A trip to Uluru Kata-Tjuta National Park, situated in the Northern Territory, is inevitable for all outdoor enthusiasts who wish to explore the stunning Red Center and its mythical natural wonders that grace the Australian outback. Nestled just outside of the National Park is Yulara, a small village situated adjacent to the National Park that will keep you close to all the major natural landmarks without compromising on convenience and comfort.
- Uluru is an instantly recognizable red ochre rock formation that rises 863 meters above the ground. Aboriginal people of the region consider this site to be sacred, and they have dedicated many legends to the majestic Uluru.
- Kata Tjuta, another intriguing nature-created feat, is composed of several domed rock sculptures. This fascinating formation is believed to be over 500 million years old.

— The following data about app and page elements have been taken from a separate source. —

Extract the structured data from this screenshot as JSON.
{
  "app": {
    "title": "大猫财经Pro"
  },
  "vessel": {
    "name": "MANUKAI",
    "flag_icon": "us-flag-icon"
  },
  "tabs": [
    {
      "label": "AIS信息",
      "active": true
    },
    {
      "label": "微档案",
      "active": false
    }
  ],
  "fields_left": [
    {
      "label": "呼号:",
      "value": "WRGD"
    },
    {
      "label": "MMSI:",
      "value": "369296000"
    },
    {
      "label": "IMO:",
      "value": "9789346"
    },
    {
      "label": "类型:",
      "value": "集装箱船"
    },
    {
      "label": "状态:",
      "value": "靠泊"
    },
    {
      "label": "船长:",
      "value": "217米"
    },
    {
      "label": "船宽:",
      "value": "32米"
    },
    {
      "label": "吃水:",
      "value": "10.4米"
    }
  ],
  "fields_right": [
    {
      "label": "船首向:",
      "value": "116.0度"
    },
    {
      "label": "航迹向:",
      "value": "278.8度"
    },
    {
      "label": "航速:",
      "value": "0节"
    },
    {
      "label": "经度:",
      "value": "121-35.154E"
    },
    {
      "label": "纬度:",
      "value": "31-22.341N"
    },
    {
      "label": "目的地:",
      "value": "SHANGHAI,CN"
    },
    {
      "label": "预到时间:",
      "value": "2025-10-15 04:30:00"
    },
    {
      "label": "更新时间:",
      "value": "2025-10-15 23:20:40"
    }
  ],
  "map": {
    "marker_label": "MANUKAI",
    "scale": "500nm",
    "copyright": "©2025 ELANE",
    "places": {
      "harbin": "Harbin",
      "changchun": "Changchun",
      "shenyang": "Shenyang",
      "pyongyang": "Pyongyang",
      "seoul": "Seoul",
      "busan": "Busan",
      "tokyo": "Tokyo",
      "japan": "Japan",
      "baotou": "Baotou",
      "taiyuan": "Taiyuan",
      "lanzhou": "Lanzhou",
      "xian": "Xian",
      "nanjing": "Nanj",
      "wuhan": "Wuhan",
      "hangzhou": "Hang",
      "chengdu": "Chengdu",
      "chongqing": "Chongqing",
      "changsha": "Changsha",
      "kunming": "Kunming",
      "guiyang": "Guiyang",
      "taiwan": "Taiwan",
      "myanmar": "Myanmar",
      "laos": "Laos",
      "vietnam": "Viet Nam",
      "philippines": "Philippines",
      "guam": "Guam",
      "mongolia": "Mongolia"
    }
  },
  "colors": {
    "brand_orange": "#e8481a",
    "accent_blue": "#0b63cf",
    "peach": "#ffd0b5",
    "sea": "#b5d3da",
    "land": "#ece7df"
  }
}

- Wintjiri Arts and Museum is a space dedicated to regional Aboriginal arts. It contains a gallery showcasing local talent, as well as a shop, where you can purchase art-inspired gifts and souvenirs.

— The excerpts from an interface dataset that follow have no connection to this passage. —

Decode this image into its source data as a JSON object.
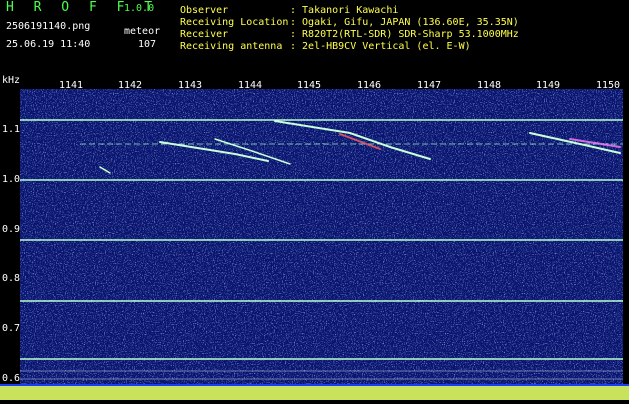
{
  "header": {
    "app_title": "H R O F F T",
    "version": "1.0.0",
    "filename": "2506191140.png",
    "classification": "meteor",
    "timestamp": "25.06.19 11:40",
    "count": "107",
    "info": [
      {
        "label": "Observer",
        "value": ": Takanori Kawachi"
      },
      {
        "label": "Receiving Location",
        "value": ": Ogaki, Gifu, JAPAN (136.60E, 35.35N)"
      },
      {
        "label": "Receiver",
        "value": ": R820T2(RTL-SDR) SDR-Sharp 53.1000MHz"
      },
      {
        "label": "Receiving antenna",
        "value": ": 2el-HB9CV Vertical (el. E-W)"
      }
    ]
  },
  "axes": {
    "y_unit": "kHz",
    "x_ticks": [
      "1141",
      "1142",
      "1143",
      "1144",
      "1145",
      "1146",
      "1147",
      "1148",
      "1149",
      "1150"
    ],
    "y_ticks": [
      "1.1",
      "1.0",
      "0.9",
      "0.8",
      "0.7",
      "0.6"
    ]
  },
  "colors": {
    "background": "#000000",
    "plot_bg": "#0a1470",
    "title_green": "#4cff4c",
    "info_yellow": "#ffff4c",
    "trace": "#c8ffd8"
  }
}
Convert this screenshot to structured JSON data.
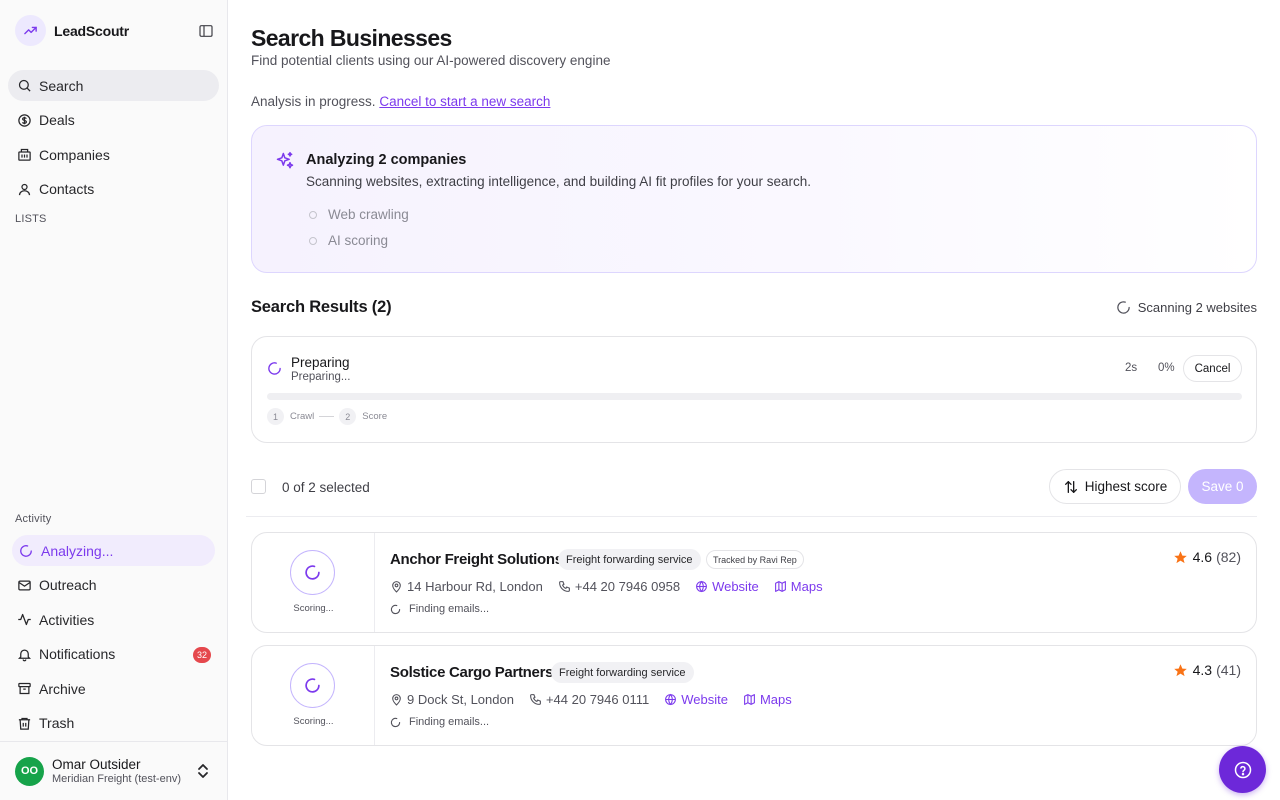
{
  "app": {
    "name": "LeadScoutr"
  },
  "sidebar": {
    "nav": [
      {
        "label": "Search",
        "icon": "search-icon",
        "active": true
      },
      {
        "label": "Deals",
        "icon": "dollar-icon"
      },
      {
        "label": "Companies",
        "icon": "building-icon"
      },
      {
        "label": "Contacts",
        "icon": "user-icon"
      }
    ],
    "lists_label": "LISTS",
    "activity_label": "Activity",
    "activity": [
      {
        "label": "Analyzing...",
        "icon": "spinner-icon"
      },
      {
        "label": "Outreach",
        "icon": "mail-icon"
      },
      {
        "label": "Activities",
        "icon": "activity-icon"
      },
      {
        "label": "Notifications",
        "icon": "bell-icon",
        "badge": "32"
      },
      {
        "label": "Archive",
        "icon": "archive-icon"
      },
      {
        "label": "Trash",
        "icon": "trash-icon"
      }
    ],
    "user": {
      "initials": "OO",
      "name": "Omar Outsider",
      "org": "Meridian Freight (test-env)"
    }
  },
  "page": {
    "title": "Search Businesses",
    "subtitle": "Find potential clients using our AI-powered discovery engine",
    "progress_text": "Analysis in progress.",
    "cancel_link": "Cancel to start a new search"
  },
  "analysis": {
    "title": "Analyzing 2 companies",
    "description": "Scanning websites, extracting intelligence, and building AI fit profiles for your search.",
    "steps": [
      "Web crawling",
      "AI scoring"
    ]
  },
  "results": {
    "title": "Search Results (2)",
    "scan_status": "Scanning 2 websites"
  },
  "preparing": {
    "title": "Preparing",
    "subtitle": "Preparing...",
    "elapsed": "2s",
    "percent_label": "0%",
    "progress": 0,
    "cancel_label": "Cancel",
    "phases": [
      {
        "num": "1",
        "label": "Crawl"
      },
      {
        "num": "2",
        "label": "Score"
      }
    ]
  },
  "toolbar": {
    "selected": "0 of 2 selected",
    "sort_label": "Highest score",
    "save_label": "Save 0"
  },
  "companies": [
    {
      "name": "Anchor Freight Solutions",
      "tag": "Freight forwarding service",
      "tracked": "Tracked by Ravi Rep",
      "rating": "4.6",
      "reviews": "(82)",
      "address": "14 Harbour Rd, London",
      "phone": "+44 20 7946 0958",
      "website": "Website",
      "maps": "Maps",
      "email_status": "Finding emails...",
      "score_status": "Scoring..."
    },
    {
      "name": "Solstice Cargo Partners",
      "tag": "Freight forwarding service",
      "rating": "4.3",
      "reviews": "(41)",
      "address": "9 Dock St, London",
      "phone": "+44 20 7946 0111",
      "website": "Website",
      "maps": "Maps",
      "email_status": "Finding emails...",
      "score_status": "Scoring..."
    }
  ],
  "colors": {
    "accent": "#7c3aed",
    "badge": "#e5484d",
    "star": "#f97316",
    "avatar": "#16a34a"
  }
}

- Imalung lookout is the perfect spot for gazing at the immensity of the Uluru rock, especially at sunsets.
- Kings Canyon is another highlight that should be visited during a trip to the Red Center, located about 300 km from the National Park.
- The most favorable period for vising Uluru Kata-Tjuta National Park is between the months of May and September. This is when the weather is cooler and more suitable for hiking and nature exploration, while the vibrant colors of the rocks come out in full force. However, this is also the most popular time of the year for tourists, so if you’d prefer to explore the national park and Yulara away from the crowds, you might want to avoid peak season.

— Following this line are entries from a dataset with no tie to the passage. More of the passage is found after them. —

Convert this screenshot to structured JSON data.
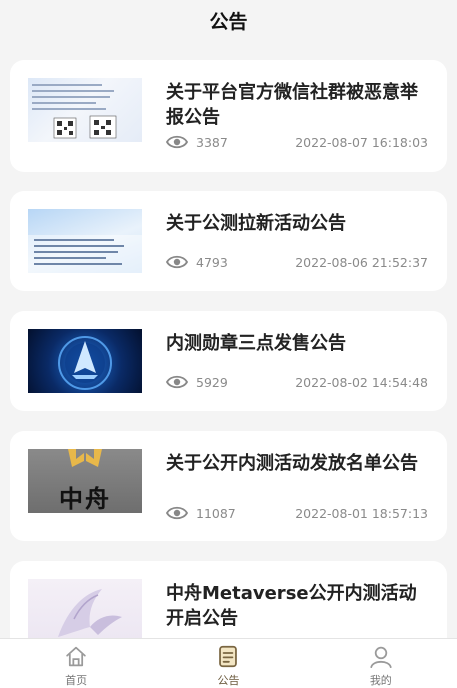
{
  "header": {
    "title": "公告"
  },
  "thumbs": {
    "t1": "平台官方微信社群",
    "t2": "拉新活动",
    "t2_sub": "邀请好友有奖",
    "t4": "中舟"
  },
  "announcements": [
    {
      "title": "关于平台官方微信社群被恶意举报公告",
      "views": "3387",
      "date": "2022-08-07 16:18:03"
    },
    {
      "title": "关于公测拉新活动公告",
      "views": "4793",
      "date": "2022-08-06 21:52:37"
    },
    {
      "title": "内测勋章三点发售公告",
      "views": "5929",
      "date": "2022-08-02 14:54:48"
    },
    {
      "title": "关于公开内测活动发放名单公告",
      "views": "11087",
      "date": "2022-08-01 18:57:13"
    },
    {
      "title": "中舟Metaverse公开内测活动开启公告",
      "views": "",
      "date": ""
    }
  ],
  "tabbar": {
    "items": [
      {
        "label": "首页",
        "icon": "home-icon"
      },
      {
        "label": "公告",
        "icon": "notice-icon",
        "active": true
      },
      {
        "label": "我的",
        "icon": "user-icon"
      }
    ]
  },
  "colors": {
    "active_tab": "#6b5a3d",
    "inactive_tab": "#9a9a9a",
    "background": "#f4f4f4"
  }
}
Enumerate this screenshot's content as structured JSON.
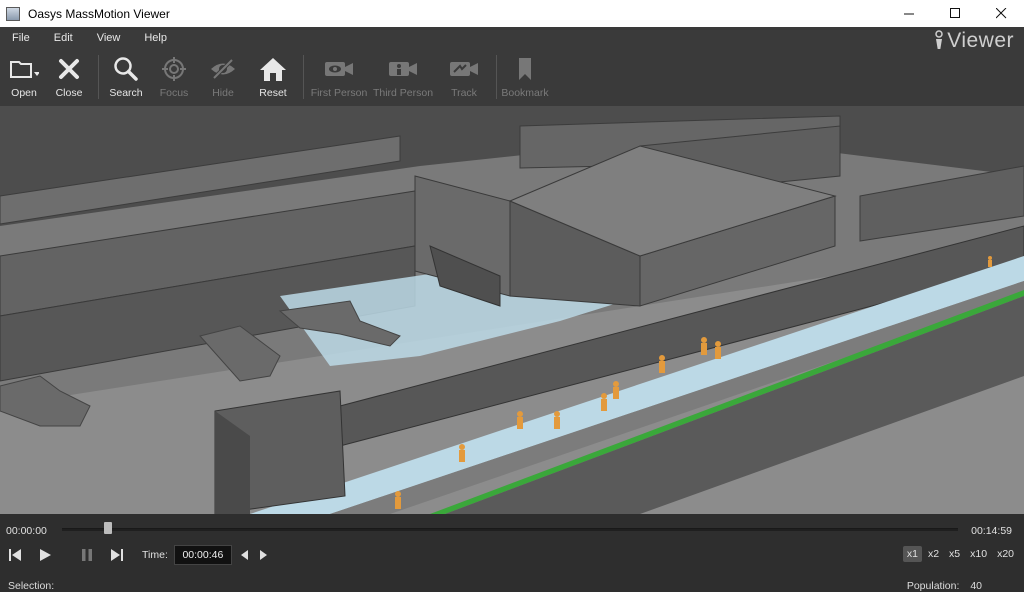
{
  "window": {
    "title": "Oasys MassMotion Viewer",
    "controls": {
      "minimize": "—",
      "maximize": "☐",
      "close": "✕"
    }
  },
  "menu": [
    "File",
    "Edit",
    "View",
    "Help"
  ],
  "brand": {
    "text": "Viewer"
  },
  "toolbar": {
    "buttons": [
      {
        "label": "Open",
        "icon": "folder-icon",
        "enabled": true
      },
      {
        "label": "Close",
        "icon": "close-x-icon",
        "enabled": true
      },
      {
        "label": "Search",
        "icon": "search-icon",
        "enabled": true
      },
      {
        "label": "Focus",
        "icon": "crosshair-icon",
        "enabled": false
      },
      {
        "label": "Hide",
        "icon": "eye-slash-icon",
        "enabled": false
      },
      {
        "label": "Reset",
        "icon": "home-icon",
        "enabled": true
      },
      {
        "label": "First Person",
        "icon": "camera-eye-icon",
        "enabled": false
      },
      {
        "label": "Third Person",
        "icon": "camera-person-icon",
        "enabled": false
      },
      {
        "label": "Track",
        "icon": "camera-track-icon",
        "enabled": false
      },
      {
        "label": "Bookmark",
        "icon": "bookmark-icon",
        "enabled": false
      }
    ]
  },
  "colors": {
    "agent": "#e39a3c",
    "floor_blue": "#b9dbea",
    "rail_green": "#3aa83a",
    "wall": "#6b6b6b",
    "background": "#4d4d4d"
  },
  "timeline": {
    "start": "00:00:00",
    "end": "00:14:59",
    "progress_fraction": 0.051,
    "time_label": "Time:",
    "current_time": "00:00:46",
    "speeds": [
      "x1",
      "x2",
      "x5",
      "x10",
      "x20"
    ],
    "active_speed": "x1"
  },
  "status": {
    "selection_label": "Selection:",
    "population_label": "Population:",
    "population_value": "40"
  }
}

- Even though climbing the Uluru is not formally banned, it is frowned upon by local indigenous communities, who believe this landmark is sacred.
- Other than impressive rock formations, Uluru-Kata Tjuta National Park is also home to various kinds of exotic wildlife, which includes numerous species of mammals, reptiles, birds and frogs.